However, in the debate he admitted that he is frustrated with how Brussels gets blamed for anything that is not going well in member states.
Reacting to accusations of populism, ACRE President Jan Zahradil, stressed that he wants his party to be seen as a common sense, middle of the road choice between those who are against the European construction and the “EU fanatics that think the solution for any problem is more European integration”.
“In my case, for example, I am a very decent, well-behaved Eurosceptic,” he said, adding that the term “populist” in his eyes is a poor way of qualifying certain governments.
Hans van Baalen, president of ALDE, asked if he is concerned about populism answered that he is not and added a surprising turn saying that “in Europe, nobody is interested in the Spitzenkandidat process”, claiming that Brussels politics is not usually on the mind of European citizens and stressed the need for better connections with national parliaments.
It is no secret that migration will dominate the next eight months in the run-up to May 2019.
Bresso acknowledged that migration will be clearly imposed on political parties as the main subject in this campaign, although figures show that flows are significantly going down. “There is no invasion. This is the reality,” she said.
In contrast to the other political parties on the panel who considered migration as a European issue which should be solved with a unitary approach, ECR’s Zahradil suggested that it should rather lie in the competence of national governments.
When asked what EU values really are, lawmakers like the S&D’s Mercedes Bresso mentioned “the rule of law, inclusive rights for all EU citizens, democracy, reducing inequalities between citizens, states, regions”.
MEPs of the EPP and ECR added mobility and affordable healthcare and comparisons to non-European countries southeast of Brussels. ALDE’s Van Baalen insisted that “there are no EU values, there are universal values”.
The Brussels lawmakers to the surprise of the audience did not call out violators by their name though.
“We need a strong and independent EU economy,” said Van Baalen, emphasising that the economy is very important and the EU must ensure economic stability. He also emphasised that that protectionism for the sake of protectionism never served anyone.
In the debate, SMEs were identified as “the heart of economic prosperity in Europe”. EPP’s Lopéz Istúriz-White stressed that it would be important to “reduce red tape, lower taxes, and to create economic opportunities.”
In response to a provocative question from Susan Danger, CEO of AmCham EU, how the EU parties can convince her, as a voter and mother, that they are the best option in terms of promoting women’s rights and opportunities, all panelists agreed that more action needs to be taken to increase female presence on top jobs.

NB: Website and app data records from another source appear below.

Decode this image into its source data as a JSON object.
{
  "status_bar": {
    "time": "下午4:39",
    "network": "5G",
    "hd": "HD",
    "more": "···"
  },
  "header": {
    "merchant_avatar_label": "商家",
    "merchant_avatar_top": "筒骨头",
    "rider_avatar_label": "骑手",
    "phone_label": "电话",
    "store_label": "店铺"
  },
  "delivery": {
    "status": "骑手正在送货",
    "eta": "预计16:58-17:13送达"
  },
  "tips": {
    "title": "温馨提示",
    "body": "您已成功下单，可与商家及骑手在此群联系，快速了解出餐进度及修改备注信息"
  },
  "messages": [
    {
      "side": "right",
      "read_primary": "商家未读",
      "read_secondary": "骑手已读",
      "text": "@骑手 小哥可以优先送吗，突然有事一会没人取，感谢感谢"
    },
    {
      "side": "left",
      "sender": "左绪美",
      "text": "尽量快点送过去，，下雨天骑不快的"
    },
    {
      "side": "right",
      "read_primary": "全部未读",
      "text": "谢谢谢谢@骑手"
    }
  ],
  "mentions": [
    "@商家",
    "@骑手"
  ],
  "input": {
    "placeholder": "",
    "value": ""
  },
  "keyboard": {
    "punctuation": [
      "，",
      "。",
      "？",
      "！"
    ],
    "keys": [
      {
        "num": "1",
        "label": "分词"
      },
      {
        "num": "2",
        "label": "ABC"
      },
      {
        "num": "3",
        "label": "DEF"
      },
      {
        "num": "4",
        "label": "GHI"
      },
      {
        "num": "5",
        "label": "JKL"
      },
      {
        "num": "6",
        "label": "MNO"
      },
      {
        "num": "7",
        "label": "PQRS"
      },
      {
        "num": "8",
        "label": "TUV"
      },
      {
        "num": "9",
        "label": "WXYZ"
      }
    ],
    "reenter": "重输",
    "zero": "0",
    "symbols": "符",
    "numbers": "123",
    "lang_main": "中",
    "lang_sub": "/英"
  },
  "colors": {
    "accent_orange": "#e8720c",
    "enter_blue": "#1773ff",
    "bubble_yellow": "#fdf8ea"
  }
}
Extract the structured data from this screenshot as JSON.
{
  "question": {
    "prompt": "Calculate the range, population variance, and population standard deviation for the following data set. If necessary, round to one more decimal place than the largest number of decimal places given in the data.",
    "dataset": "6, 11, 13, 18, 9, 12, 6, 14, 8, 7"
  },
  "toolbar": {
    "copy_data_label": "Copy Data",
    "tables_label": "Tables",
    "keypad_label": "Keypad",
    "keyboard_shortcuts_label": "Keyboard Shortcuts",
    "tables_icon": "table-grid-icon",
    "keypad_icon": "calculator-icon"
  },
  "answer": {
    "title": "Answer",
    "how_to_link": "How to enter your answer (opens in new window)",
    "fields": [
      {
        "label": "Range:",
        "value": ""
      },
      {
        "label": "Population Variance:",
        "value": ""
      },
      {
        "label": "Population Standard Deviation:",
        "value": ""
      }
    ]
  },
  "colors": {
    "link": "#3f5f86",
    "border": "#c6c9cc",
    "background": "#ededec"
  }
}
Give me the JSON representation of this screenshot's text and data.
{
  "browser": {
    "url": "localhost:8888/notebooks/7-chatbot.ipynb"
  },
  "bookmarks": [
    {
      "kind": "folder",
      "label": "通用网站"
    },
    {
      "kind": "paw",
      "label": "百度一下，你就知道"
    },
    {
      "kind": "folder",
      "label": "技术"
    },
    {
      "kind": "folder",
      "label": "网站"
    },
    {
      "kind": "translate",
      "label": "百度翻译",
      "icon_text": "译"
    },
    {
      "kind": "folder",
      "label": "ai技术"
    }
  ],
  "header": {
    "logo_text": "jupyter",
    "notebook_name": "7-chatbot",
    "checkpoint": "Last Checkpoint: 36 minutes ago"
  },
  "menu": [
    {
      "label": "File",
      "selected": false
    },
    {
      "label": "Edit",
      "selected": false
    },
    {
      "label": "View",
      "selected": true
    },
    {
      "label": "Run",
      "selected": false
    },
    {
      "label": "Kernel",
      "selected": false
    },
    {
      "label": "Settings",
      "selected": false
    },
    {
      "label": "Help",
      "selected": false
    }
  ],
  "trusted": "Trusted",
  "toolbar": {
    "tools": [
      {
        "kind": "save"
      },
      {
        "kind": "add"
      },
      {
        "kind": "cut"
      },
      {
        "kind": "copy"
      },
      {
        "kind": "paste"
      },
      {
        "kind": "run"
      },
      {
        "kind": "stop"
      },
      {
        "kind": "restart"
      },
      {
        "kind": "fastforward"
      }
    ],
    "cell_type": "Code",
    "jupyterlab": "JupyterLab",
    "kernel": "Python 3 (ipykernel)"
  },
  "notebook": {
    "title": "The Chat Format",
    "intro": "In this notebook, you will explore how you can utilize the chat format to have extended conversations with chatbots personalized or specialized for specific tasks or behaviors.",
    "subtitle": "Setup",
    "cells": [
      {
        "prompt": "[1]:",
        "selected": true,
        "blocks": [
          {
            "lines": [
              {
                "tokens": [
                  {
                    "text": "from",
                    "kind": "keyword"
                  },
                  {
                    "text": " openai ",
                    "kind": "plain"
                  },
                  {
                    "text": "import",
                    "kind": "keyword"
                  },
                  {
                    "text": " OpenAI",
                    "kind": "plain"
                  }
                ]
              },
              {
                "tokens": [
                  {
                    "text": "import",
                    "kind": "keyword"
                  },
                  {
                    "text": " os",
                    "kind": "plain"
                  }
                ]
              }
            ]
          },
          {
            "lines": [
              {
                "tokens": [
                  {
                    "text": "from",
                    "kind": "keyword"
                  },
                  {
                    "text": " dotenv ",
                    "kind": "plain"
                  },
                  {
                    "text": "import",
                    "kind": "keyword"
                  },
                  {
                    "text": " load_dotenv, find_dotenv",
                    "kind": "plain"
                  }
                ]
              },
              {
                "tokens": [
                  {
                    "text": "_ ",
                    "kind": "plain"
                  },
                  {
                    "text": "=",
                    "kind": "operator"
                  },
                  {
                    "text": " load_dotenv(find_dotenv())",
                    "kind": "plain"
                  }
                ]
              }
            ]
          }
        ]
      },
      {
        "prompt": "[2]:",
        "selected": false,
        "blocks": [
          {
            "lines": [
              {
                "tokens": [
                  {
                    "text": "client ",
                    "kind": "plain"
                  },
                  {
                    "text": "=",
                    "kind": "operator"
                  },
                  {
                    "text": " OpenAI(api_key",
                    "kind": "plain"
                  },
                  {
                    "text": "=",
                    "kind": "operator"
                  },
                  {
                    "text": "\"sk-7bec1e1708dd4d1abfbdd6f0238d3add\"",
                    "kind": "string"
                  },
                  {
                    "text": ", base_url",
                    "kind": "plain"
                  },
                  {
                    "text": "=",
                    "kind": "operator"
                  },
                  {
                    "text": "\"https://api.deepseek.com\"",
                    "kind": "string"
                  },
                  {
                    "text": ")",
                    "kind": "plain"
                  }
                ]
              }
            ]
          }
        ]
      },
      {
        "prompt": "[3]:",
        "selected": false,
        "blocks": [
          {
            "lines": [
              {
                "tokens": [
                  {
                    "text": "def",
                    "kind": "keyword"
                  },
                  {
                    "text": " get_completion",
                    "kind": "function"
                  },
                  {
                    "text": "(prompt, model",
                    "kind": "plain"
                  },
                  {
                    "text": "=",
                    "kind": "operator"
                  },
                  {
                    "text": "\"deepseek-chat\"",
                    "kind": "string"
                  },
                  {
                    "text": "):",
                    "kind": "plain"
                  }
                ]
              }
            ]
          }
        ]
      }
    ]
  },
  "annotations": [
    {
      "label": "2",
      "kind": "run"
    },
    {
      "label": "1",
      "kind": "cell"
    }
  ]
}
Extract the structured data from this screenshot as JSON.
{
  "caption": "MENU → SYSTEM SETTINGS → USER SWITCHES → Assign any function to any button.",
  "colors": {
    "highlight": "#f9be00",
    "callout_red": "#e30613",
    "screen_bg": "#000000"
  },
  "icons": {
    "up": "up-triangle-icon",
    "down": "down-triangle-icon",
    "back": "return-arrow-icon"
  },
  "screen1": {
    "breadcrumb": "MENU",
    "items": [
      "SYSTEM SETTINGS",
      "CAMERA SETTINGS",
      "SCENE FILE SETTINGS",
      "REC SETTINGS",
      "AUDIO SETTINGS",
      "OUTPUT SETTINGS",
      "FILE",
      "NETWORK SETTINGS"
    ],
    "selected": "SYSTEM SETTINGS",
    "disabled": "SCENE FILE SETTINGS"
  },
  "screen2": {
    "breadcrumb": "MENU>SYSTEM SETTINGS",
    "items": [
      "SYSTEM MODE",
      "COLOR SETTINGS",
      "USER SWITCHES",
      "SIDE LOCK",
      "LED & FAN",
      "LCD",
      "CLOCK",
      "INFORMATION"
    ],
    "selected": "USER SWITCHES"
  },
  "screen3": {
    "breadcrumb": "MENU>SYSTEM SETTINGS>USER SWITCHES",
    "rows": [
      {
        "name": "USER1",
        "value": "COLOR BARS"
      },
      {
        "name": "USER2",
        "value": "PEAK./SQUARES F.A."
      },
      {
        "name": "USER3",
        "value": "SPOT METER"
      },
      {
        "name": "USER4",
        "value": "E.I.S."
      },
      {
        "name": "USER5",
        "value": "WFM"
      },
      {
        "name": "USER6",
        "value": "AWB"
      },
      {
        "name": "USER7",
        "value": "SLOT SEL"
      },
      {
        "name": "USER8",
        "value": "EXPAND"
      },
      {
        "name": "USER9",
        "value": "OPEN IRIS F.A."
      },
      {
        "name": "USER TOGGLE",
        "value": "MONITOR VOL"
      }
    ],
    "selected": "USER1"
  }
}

They all consider that society is changing fast and so should political parties.
“We have to make sure that with EU citizens we can go beyond the crisis with policies that invest in them,” insisted Bresso.
The problem of fake news from non-verified sources on the Internet was also recognised during the debate with ALDE’s Van Baalen stressing their danger as “we don’t know who should be held responsible for them”.
ECR’s Zahradil, however, emphasised that taking into account his experience of living in Communist Czechoslovakia, he thinks that misinformation is not a real threat for an established democracy and fake news is just an excuse for the politicians’ misgivings.